(Page and application data records)
━━━━
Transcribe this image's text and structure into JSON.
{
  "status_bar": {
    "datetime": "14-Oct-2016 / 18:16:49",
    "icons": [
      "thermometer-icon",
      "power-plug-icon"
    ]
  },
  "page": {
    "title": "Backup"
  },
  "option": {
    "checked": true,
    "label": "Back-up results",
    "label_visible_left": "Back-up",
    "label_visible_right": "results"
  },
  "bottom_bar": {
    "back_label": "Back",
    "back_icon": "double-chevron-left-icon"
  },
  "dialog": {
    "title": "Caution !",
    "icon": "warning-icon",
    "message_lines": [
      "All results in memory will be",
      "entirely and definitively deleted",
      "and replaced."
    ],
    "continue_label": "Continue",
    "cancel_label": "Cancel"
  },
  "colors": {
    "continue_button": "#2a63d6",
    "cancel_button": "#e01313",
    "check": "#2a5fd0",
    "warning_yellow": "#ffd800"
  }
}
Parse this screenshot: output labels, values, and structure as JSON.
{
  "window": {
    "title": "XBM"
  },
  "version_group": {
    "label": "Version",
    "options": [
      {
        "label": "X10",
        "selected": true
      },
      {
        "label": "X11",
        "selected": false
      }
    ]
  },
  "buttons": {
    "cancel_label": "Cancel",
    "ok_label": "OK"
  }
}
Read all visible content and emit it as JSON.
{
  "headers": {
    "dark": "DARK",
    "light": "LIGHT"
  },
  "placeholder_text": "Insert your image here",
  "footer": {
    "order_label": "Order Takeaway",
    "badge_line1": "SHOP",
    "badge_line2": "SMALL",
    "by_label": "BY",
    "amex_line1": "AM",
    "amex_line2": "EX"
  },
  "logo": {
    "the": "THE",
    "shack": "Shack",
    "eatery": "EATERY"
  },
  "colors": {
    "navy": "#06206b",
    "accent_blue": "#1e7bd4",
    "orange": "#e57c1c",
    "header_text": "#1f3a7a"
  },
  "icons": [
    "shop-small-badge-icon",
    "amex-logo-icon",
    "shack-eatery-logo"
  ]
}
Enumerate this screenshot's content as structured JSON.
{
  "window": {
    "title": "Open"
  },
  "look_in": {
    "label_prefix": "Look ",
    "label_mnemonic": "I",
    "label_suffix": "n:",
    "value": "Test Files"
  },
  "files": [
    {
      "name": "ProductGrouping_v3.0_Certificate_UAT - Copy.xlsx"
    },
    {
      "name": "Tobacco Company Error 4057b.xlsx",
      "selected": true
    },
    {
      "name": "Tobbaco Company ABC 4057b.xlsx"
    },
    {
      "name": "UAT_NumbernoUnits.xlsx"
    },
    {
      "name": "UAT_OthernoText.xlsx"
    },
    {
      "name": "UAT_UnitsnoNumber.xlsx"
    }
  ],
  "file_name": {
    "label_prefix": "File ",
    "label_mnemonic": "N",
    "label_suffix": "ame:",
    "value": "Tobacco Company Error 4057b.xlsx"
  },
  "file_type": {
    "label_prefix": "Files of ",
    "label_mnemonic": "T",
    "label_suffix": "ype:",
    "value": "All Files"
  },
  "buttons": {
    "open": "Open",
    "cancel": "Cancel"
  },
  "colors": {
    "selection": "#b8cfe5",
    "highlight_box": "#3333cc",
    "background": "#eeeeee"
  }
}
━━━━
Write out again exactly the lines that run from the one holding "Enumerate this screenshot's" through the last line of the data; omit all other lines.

* [Answer space]:
Enumerate this screenshot's content as structured JSON.
{
  "window": {
    "title": "Open"
  },
  "look_in": {
    "label_prefix": "Look ",
    "label_mnemonic": "I",
    "label_suffix": "n:",
    "value": "Test Files"
  },
  "files": [
    {
      "name": "ProductGrouping_v3.0_Certificate_UAT - Copy.xlsx"
    },
    {
      "name": "Tobacco Company Error 4057b.xlsx",
      "selected": true
    },
    {
      "name": "Tobbaco Company ABC 4057b.xlsx"
    },
    {
      "name": "UAT_NumbernoUnits.xlsx"
    },
    {
      "name": "UAT_OthernoText.xlsx"
    },
    {
      "name": "UAT_UnitsnoNumber.xlsx"
    }
  ],
  "file_name": {
    "label_prefix": "File ",
    "label_mnemonic": "N",
    "label_suffix": "ame:",
    "value": "Tobacco Company Error 4057b.xlsx"
  },
  "file_type": {
    "label_prefix": "Files of ",
    "label_mnemonic": "T",
    "label_suffix": "ype:",
    "value": "All Files"
  },
  "buttons": {
    "open": "Open",
    "cancel": "Cancel"
  },
  "colors": {
    "selection": "#b8cfe5",
    "highlight_box": "#3333cc",
    "background": "#eeeeee"
  }
}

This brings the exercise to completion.